_Task_. Copy out the records that follow, leaving every character as it is.
-- -- --
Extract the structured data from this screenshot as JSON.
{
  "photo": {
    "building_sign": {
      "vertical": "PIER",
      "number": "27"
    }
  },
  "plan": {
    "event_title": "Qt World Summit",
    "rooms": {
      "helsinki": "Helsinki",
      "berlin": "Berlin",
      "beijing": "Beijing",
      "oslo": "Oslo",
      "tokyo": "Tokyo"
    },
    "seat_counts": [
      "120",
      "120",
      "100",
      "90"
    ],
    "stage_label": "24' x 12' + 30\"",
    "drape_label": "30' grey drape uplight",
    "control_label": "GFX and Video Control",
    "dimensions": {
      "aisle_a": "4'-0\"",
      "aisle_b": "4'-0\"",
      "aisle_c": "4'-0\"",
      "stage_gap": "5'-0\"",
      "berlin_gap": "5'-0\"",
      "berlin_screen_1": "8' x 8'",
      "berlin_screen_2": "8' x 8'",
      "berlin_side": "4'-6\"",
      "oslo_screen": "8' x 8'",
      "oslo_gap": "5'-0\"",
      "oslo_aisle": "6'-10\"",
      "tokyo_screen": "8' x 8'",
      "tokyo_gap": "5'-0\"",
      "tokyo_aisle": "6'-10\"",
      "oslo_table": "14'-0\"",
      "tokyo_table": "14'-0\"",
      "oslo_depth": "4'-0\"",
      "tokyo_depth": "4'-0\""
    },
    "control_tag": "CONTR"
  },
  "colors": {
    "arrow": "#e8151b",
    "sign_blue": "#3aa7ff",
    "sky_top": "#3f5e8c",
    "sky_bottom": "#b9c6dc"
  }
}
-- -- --
_Written solution_.
Extract the structured data from this screenshot as JSON.
{
  "photo": {
    "building_sign": {
      "vertical": "PIER",
      "number": "27"
    }
  },
  "plan": {
    "event_title": "Qt World Summit",
    "rooms": {
      "helsinki": "Helsinki",
      "berlin": "Berlin",
      "beijing": "Beijing",
      "oslo": "Oslo",
      "tokyo": "Tokyo"
    },
    "seat_counts": [
      "120",
      "120",
      "100",
      "90"
    ],
    "stage_label": "24' x 12' + 30\"",
    "drape_label": "30' grey drape uplight",
    "control_label": "GFX and Video Control",
    "dimensions": {
      "aisle_a": "4'-0\"",
      "aisle_b": "4'-0\"",
      "aisle_c": "4'-0\"",
      "stage_gap": "5'-0\"",
      "berlin_gap": "5'-0\"",
      "berlin_screen_1": "8' x 8'",
      "berlin_screen_2": "8' x 8'",
      "berlin_side": "4'-6\"",
      "oslo_screen": "8' x 8'",
      "oslo_gap": "5'-0\"",
      "oslo_aisle": "6'-10\"",
      "tokyo_screen": "8' x 8'",
      "tokyo_gap": "5'-0\"",
      "tokyo_aisle": "6'-10\"",
      "oslo_table": "14'-0\"",
      "tokyo_table": "14'-0\"",
      "oslo_depth": "4'-0\"",
      "tokyo_depth": "4'-0\""
    },
    "control_tag": "CONTR"
  },
  "colors": {
    "arrow": "#e8151b",
    "sign_blue": "#3aa7ff",
    "sky_top": "#3f5e8c",
    "sky_bottom": "#b9c6dc"
  }
}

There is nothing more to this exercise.